Like any good science experiment, this should be repeated several times to get a decent calculation for a daily average. This test should be done about once every three months. Any significant change in either direction warrants a vet visit.
Your vet may request a urine sample. Here’s how to get one. First, empty the litter box then wash it thoroughly with soap and water. No other chemicals should be used as they may affect the outcome of the urine test. The clean litter tray should then be filled with something non-absorbent.
Catrine crystals or a plastic bag cut into strips will do. After Kitty urinates, pour the urine into a clean glass jar or the collection container your vet provided. It’s best to get the sample to the vet within an hour. If this is not possible, the urine can be refrigerated for 12 hours. Label this container clearly so no one mistakes it for lemonade.
Signs of Dehydration in a Cat
Dehydration is very easy to diagnose. The most obvious symptom is sunken eyes. If she’s lethargic with no appetite and her skin doesn’t seem as elastic as it should, she’s dehydrating. Panting, dry mouth and an elevated heart rate also mean Kitty needs water fast. Thirst is a painful sensation that can cause a cat to be severely depressed.
If Kitty is so dehydrated she can’t even work up the energy to lap up the water she needs or can’t drink due to a mouth injury, she needs to be brought to a vet and given fluids under her skin.
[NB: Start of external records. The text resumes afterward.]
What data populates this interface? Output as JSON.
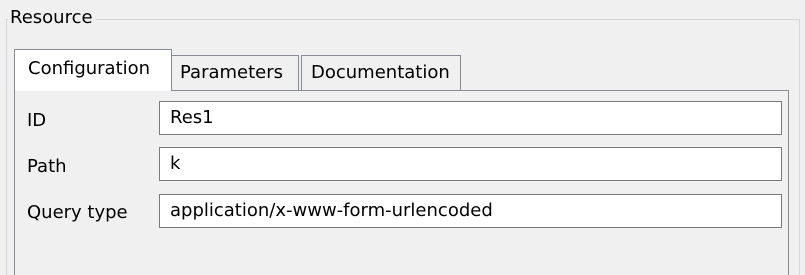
{
  "group": {
    "title": "Resource"
  },
  "tabs": [
    {
      "label": "Configuration",
      "selected": true
    },
    {
      "label": "Parameters",
      "selected": false
    },
    {
      "label": "Documentation",
      "selected": false
    }
  ],
  "fields": [
    {
      "label": "ID",
      "value": "Res1"
    },
    {
      "label": "Path",
      "value": "k"
    },
    {
      "label": "Query type",
      "value": "application/x-www-form-urlencoded"
    }
  ],
  "colors": {
    "background": "#f0f0f0",
    "field_background": "#ffffff",
    "tab_border": "#898c95",
    "group_border": "#d5d5d5"
  }
}
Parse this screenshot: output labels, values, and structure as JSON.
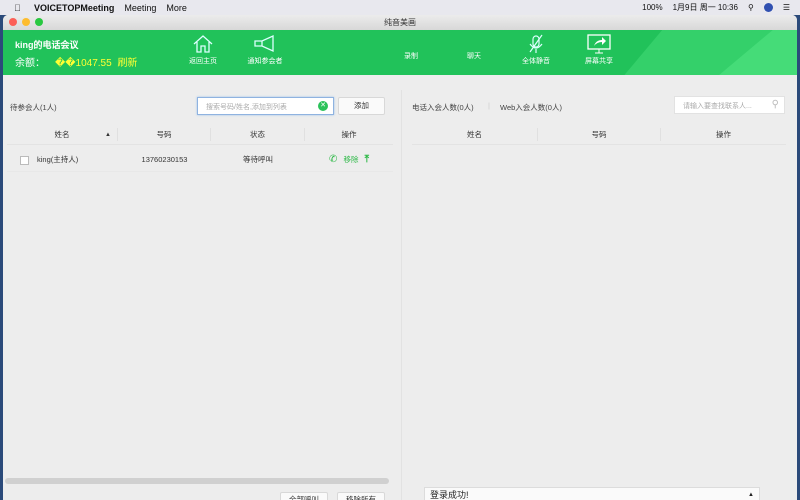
{
  "menubar": {
    "app": "VOICETOPMeeting",
    "menus": [
      "Meeting",
      "More"
    ],
    "battery": "100%",
    "datetime": "1月9日 周一 10:36"
  },
  "window": {
    "title": "纯音美画"
  },
  "header": {
    "conference_title": "king的电话会议",
    "balance_label": "余额：",
    "balance_value": "��1047.55",
    "refresh": "刷新",
    "tools": {
      "home": "返回主页",
      "notify": "通知参会者",
      "record": "录制",
      "chat": "聊天",
      "mute_all": "全体静音",
      "screen_share": "屏幕共享"
    }
  },
  "left": {
    "pending_label": "待参会人(1人)",
    "search_placeholder": "搜索号码/姓名,添加到列表",
    "add_button": "添加",
    "columns": [
      "姓名",
      "号码",
      "状态",
      "操作"
    ],
    "rows": [
      {
        "name": "king(主持人)",
        "number": "13760230153",
        "status": "等待呼叫",
        "remove": "移除"
      }
    ],
    "call_all": "全部呼叫",
    "remove_all": "移除所有"
  },
  "right": {
    "phone_count": "电话入会人数(0人)",
    "web_count": "Web入会人数(0人)",
    "search_placeholder": "请输入要查找联系人...",
    "columns": [
      "姓名",
      "号码",
      "操作"
    ],
    "status_message": "登录成功!"
  }
}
How Can I Get My Cat to Drink More?
Because modern housecats evolved from animals that live in dry climates and Don’t sweat and have more concentrated urine, they don’t drink much. This means cats can be very picky about drinking water. For one thing, most of them will only drink water that’s absolutely clean. Of course, you should only give your cat clean water to drink but Kitty has to see for herself that the water is clean.
That means a large glass or ceramic bowl so Kitty can see just how clean the water is. Cats like their water fresh so change it at least twice a day. Some cats only drink running water and may need a special cat water fountain you can get at a pet store.
Related: Read here what to do if your kitty is refusing food and water
Boiled and distilled water are not very nutritious for your cat. Tap water might be fine, but it tends to have chlorine compounds that your cat might smell and taste more than you would. Bottled water will work if it’s a quality product from a natural groundwater source. Ordinary bottled water is often enriched with minerals that may lead to urinary stone disease.
Filtered water might be the best bet. There are lots of water filtration products on the market that you’re supposed to attach to your faucet, but here’s the easiest way to get filtered water. Just put it in a tightly sealed glass jar and refrigerate for six to eight hours.
- A Review of Feline Nutrition S. Kantorosinski Iowa State University W. B. Morrison Purdue University
- The Special Needs of the Senior Cat Cornell University College of Veterinary Medicine
- Drinking Distilled Water Zoltan P. Rona MD MSc
- Risk Factors for Development of Chronic Kidney Disease in Cats N.C. Finch,corresponding author 1 H.M. Syme, 2 and J. Elliott 3 J Vet Intern Med. 2016 Mar-Apr; 30(2): 602–610. Published online 2016 Mar 6. doi: 10.1111/jvim.13917